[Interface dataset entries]
※

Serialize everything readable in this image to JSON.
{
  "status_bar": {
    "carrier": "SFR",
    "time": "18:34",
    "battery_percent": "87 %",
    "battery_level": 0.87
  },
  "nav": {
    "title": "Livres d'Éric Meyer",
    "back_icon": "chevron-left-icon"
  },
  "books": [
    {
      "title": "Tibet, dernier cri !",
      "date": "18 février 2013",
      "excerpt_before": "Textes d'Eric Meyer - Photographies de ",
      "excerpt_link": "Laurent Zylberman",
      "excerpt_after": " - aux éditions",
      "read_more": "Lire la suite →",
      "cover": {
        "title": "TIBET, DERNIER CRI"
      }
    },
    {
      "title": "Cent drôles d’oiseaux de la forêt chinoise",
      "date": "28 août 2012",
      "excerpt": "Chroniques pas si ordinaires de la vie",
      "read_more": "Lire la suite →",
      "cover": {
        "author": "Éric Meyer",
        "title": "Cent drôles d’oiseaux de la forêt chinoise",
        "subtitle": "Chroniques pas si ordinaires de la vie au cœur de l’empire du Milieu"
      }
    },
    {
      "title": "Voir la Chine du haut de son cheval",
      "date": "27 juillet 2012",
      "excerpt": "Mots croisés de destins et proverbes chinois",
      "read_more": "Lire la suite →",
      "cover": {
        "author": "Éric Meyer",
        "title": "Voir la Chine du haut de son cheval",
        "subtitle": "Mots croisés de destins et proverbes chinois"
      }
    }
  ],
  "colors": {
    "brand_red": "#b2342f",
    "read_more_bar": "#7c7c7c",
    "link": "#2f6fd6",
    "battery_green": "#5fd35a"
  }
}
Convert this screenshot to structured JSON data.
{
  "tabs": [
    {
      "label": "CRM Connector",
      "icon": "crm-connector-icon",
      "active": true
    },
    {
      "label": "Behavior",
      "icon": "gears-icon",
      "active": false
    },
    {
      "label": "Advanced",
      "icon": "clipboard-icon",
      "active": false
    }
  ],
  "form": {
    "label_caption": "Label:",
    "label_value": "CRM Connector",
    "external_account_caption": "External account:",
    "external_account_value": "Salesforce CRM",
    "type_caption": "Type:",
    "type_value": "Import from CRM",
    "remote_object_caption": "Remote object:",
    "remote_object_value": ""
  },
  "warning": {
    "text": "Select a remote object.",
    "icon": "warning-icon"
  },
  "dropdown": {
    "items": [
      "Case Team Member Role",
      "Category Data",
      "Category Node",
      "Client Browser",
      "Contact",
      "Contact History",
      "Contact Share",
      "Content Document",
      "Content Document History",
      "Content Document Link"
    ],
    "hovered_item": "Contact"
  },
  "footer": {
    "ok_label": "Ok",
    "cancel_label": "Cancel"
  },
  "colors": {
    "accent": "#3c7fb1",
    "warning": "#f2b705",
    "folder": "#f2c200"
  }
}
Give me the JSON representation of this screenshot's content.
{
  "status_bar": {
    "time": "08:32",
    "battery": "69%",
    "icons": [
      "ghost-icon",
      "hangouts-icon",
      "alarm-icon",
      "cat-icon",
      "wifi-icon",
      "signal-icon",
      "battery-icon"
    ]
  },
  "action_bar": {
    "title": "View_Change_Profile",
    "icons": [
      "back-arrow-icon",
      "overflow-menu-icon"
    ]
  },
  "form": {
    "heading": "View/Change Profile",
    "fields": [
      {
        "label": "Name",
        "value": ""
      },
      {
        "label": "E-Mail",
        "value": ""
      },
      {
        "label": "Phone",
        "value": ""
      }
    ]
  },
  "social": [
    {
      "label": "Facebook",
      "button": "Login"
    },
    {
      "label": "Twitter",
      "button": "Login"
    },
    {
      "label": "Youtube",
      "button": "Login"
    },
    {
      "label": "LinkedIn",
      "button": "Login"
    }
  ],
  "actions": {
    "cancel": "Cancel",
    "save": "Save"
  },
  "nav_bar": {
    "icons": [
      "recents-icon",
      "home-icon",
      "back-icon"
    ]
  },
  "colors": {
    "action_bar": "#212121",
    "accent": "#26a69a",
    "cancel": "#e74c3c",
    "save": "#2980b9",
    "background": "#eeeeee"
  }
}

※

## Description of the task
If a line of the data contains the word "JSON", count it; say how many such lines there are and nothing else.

## Result of this task
3